Input section start
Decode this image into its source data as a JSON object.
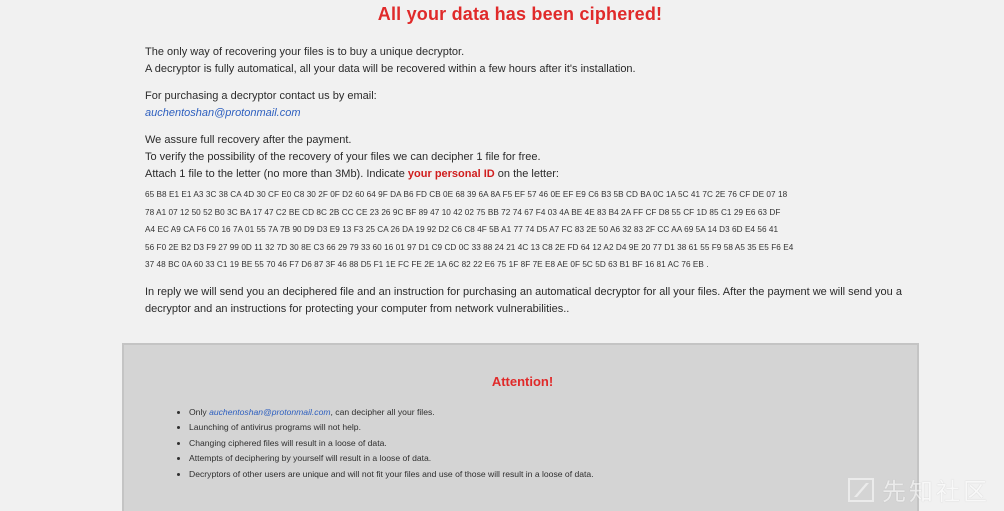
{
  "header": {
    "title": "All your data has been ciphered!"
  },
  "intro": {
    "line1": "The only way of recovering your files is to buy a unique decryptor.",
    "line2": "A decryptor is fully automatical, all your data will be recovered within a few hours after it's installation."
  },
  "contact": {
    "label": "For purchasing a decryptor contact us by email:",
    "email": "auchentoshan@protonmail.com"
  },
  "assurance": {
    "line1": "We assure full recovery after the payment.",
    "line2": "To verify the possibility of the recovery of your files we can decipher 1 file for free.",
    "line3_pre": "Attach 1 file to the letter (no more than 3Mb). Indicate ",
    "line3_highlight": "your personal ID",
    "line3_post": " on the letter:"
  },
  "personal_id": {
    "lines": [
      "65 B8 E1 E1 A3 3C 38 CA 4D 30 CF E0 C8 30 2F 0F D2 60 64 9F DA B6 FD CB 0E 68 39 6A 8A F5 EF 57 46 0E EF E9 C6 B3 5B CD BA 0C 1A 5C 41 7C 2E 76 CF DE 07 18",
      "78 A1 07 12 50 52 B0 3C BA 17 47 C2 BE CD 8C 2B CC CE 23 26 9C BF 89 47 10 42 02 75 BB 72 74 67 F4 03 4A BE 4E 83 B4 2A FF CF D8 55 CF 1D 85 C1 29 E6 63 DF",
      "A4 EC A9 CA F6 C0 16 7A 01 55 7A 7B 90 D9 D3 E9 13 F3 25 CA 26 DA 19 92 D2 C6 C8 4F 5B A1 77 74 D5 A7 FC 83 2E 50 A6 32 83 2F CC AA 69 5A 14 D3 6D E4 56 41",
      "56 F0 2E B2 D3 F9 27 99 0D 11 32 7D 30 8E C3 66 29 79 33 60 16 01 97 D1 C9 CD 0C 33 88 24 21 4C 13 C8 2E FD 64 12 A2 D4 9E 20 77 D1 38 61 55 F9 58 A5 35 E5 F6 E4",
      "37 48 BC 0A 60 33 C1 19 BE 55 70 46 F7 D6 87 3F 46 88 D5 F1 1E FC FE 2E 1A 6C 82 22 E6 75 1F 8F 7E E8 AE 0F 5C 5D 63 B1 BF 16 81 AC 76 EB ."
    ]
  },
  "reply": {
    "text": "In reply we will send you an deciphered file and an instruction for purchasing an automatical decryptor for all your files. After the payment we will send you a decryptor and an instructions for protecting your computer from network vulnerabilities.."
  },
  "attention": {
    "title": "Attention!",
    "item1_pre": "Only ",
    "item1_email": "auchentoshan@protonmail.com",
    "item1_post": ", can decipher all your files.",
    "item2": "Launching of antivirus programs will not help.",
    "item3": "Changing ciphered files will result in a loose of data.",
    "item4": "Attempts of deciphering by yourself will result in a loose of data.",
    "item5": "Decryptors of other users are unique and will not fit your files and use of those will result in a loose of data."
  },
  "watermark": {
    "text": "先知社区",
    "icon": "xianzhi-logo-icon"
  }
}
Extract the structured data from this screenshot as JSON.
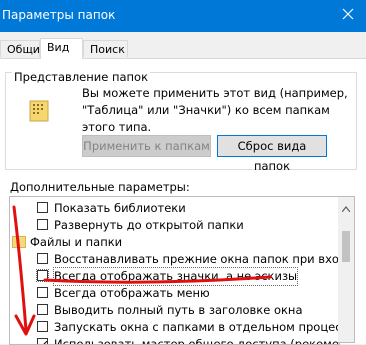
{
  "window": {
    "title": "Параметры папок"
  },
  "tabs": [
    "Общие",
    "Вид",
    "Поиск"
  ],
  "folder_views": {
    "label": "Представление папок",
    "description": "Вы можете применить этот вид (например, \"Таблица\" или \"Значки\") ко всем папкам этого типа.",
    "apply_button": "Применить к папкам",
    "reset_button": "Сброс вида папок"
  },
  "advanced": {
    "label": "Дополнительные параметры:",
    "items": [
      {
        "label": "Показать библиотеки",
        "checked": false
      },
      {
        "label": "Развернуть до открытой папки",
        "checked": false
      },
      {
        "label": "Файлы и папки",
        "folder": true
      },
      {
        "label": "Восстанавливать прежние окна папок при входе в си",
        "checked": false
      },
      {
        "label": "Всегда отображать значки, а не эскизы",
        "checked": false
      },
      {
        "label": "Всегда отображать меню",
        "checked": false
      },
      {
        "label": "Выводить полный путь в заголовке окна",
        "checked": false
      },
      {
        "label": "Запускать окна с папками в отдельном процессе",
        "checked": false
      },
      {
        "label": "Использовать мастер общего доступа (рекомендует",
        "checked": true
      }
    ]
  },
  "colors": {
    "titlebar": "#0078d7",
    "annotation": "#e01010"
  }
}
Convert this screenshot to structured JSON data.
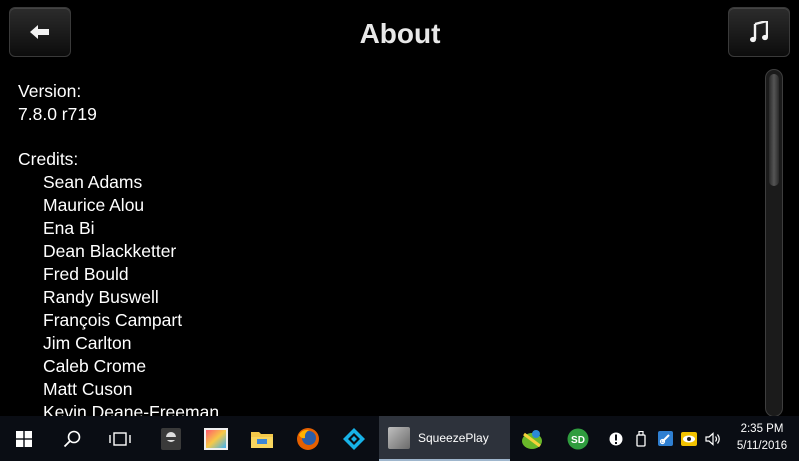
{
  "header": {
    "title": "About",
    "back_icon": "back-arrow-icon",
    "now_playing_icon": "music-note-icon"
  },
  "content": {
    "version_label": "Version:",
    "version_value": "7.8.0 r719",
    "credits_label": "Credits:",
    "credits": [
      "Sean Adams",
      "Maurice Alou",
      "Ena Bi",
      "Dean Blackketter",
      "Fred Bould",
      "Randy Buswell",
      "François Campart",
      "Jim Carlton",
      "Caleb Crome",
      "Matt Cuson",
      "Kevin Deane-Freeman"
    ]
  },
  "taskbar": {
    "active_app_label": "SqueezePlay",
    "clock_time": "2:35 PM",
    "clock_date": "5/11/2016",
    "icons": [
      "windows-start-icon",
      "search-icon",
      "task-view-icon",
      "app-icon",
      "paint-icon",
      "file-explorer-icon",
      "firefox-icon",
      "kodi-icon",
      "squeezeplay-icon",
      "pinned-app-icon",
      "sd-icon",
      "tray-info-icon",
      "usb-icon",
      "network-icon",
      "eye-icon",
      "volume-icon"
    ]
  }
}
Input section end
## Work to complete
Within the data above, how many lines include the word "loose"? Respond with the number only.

## Answer space
3